◆ What to produce: Produce a word-for-word copy of the data below.

Start of Block

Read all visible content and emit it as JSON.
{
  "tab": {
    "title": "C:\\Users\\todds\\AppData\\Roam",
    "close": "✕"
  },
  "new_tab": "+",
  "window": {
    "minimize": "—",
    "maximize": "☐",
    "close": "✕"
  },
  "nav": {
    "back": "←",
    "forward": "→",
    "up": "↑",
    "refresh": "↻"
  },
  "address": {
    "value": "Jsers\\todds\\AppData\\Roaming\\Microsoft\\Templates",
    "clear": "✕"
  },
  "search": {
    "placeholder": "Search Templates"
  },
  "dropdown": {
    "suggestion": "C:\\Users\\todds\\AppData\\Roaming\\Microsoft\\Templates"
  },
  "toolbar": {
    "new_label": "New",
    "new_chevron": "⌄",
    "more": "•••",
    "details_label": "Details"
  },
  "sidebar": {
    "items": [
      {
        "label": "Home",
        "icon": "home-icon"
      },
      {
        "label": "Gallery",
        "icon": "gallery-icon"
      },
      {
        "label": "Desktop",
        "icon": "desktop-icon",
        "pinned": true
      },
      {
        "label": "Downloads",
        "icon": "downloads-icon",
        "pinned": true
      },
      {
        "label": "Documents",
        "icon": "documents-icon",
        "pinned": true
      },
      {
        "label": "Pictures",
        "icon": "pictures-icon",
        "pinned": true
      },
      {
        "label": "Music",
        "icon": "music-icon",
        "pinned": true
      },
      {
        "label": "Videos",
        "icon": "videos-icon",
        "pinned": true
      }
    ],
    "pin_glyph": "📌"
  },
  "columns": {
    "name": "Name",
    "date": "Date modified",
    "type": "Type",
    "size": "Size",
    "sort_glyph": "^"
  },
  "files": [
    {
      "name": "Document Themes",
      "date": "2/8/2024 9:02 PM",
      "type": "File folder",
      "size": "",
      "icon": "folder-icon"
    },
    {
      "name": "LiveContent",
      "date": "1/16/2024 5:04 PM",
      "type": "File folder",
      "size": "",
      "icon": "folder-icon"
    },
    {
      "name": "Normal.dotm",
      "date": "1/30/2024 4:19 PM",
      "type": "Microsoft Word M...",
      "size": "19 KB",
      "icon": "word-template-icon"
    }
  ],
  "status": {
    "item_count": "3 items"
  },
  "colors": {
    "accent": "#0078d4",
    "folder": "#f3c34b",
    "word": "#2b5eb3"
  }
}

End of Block

◆ Finished task:
Read all visible content and emit it as JSON.
{
  "tab": {
    "title": "C:\\Users\\todds\\AppData\\Roam",
    "close": "✕"
  },
  "new_tab": "+",
  "window": {
    "minimize": "—",
    "maximize": "☐",
    "close": "✕"
  },
  "nav": {
    "back": "←",
    "forward": "→",
    "up": "↑",
    "refresh": "↻"
  },
  "address": {
    "value": "Jsers\\todds\\AppData\\Roaming\\Microsoft\\Templates",
    "clear": "✕"
  },
  "search": {
    "placeholder": "Search Templates"
  },
  "dropdown": {
    "suggestion": "C:\\Users\\todds\\AppData\\Roaming\\Microsoft\\Templates"
  },
  "toolbar": {
    "new_label": "New",
    "new_chevron": "⌄",
    "more": "•••",
    "details_label": "Details"
  },
  "sidebar": {
    "items": [
      {
        "label": "Home",
        "icon": "home-icon"
      },
      {
        "label": "Gallery",
        "icon": "gallery-icon"
      },
      {
        "label": "Desktop",
        "icon": "desktop-icon",
        "pinned": true
      },
      {
        "label": "Downloads",
        "icon": "downloads-icon",
        "pinned": true
      },
      {
        "label": "Documents",
        "icon": "documents-icon",
        "pinned": true
      },
      {
        "label": "Pictures",
        "icon": "pictures-icon",
        "pinned": true
      },
      {
        "label": "Music",
        "icon": "music-icon",
        "pinned": true
      },
      {
        "label": "Videos",
        "icon": "videos-icon",
        "pinned": true
      }
    ],
    "pin_glyph": "📌"
  },
  "columns": {
    "name": "Name",
    "date": "Date modified",
    "type": "Type",
    "size": "Size",
    "sort_glyph": "^"
  },
  "files": [
    {
      "name": "Document Themes",
      "date": "2/8/2024 9:02 PM",
      "type": "File folder",
      "size": "",
      "icon": "folder-icon"
    },
    {
      "name": "LiveContent",
      "date": "1/16/2024 5:04 PM",
      "type": "File folder",
      "size": "",
      "icon": "folder-icon"
    },
    {
      "name": "Normal.dotm",
      "date": "1/30/2024 4:19 PM",
      "type": "Microsoft Word M...",
      "size": "19 KB",
      "icon": "word-template-icon"
    }
  ],
  "status": {
    "item_count": "3 items"
  },
  "colors": {
    "accent": "#0078d4",
    "folder": "#f3c34b",
    "word": "#2b5eb3"
  }
}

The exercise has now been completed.